No one faulted them for it, as they paid the price of inexperience. Still, everybody expected the Thunder to be there for years to come, but as destiny would go in another direction, that was the last time these three played together, and the Thunder saw the Finals. OKC had a chance to beat the Heat, especially after taking Game 1 and having home-court advantage, but the lights were just too bright for the team at the time. A justified reason to lose, but the competitor in Durant wasn’t satisfied, as he wanted the championship that year.
“Yeah, because we had just lost in the Finals, and I felt like we was right there every game. And people was like, ‘Man, good job. Yall did great. You guys are young, Y’all will be right back.’ And I was like,’ I don’t care about that.’ I wanted to win that series, and I wanted to win a championship. And that’s where that came from. “Kevin Durant, “Chips”
Everyone looked at Durant at that time as the tall, skinny and nice guy, not really capable of getting his hands dirty to win it all. Something that is required to succeed in this league. No matter how talented and unstoppable he was, that was the one glaring thing missing in KD’s game. So everyone would by default put him in second place behind LeBron. Something that followed Durant through his basketball upbringing. KD was the second best-ranked player in the nation and the 2nd overall draft pick in the 2007 Draft.

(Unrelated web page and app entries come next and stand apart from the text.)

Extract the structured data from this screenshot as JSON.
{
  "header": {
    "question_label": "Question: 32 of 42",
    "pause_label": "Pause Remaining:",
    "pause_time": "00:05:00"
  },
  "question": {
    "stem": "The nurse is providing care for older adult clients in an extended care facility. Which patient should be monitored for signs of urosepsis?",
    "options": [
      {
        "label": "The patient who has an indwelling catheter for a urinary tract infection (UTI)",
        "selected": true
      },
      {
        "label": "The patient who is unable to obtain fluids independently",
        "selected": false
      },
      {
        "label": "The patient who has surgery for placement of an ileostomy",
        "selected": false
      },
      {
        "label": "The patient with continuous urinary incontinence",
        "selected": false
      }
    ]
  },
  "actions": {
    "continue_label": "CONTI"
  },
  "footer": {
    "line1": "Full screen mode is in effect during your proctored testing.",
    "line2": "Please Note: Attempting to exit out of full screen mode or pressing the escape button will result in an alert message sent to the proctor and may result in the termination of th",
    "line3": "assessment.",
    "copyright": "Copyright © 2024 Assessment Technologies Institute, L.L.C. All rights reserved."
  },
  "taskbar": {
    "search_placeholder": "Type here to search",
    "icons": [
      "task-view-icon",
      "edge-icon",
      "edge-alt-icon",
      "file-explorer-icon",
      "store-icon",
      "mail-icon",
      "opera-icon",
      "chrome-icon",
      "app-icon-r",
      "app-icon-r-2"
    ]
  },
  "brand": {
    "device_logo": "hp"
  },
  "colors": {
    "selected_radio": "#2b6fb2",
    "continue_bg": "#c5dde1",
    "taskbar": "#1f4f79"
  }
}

So after losing to LeBron and getting the label of the #2 guy again, Durant had enough, as he decided to voice his opinion loud and clear. A Sports Illustrated cover and article revolving around KD being tired of being second came out as the NBA world took notice. Durant would start to show more fire and nastiness in his game – the change was evident.
“I was just-people wanted me to accept being second so much. That was never my mentality ever, always to win the game. And you know, I appreciated people, like respecting my game. But I was like, I wanted more for myself. And at that point, that’s how I was feeling.”Kevin Durant, “Chips”
That would fuel him to win the MVP award in 2014 and eventually decide to make the courageous and bold move of joining the Golden State Warriors. A move that changed the complete narrative of KD being a nice guy to the villain of the NBA. His personal reputation got destroyed, but KD finally became a champion, which was all that mattered in his eyes.
Since then, he has become very vocal and direct in his interactions with the media and the fans, completely erasing the image of the nice guy from his early OKC days. But at least he was never again the default #2 guy but by many the best player in the world. After coming back this season with the Brooklyn Nets and showing he still has it, many fans are anticipating how KD will add to his legacy in the next few years. If he continues his form from the Playoffs, we could see Durant finally being that consensus #1 guy in the NBA.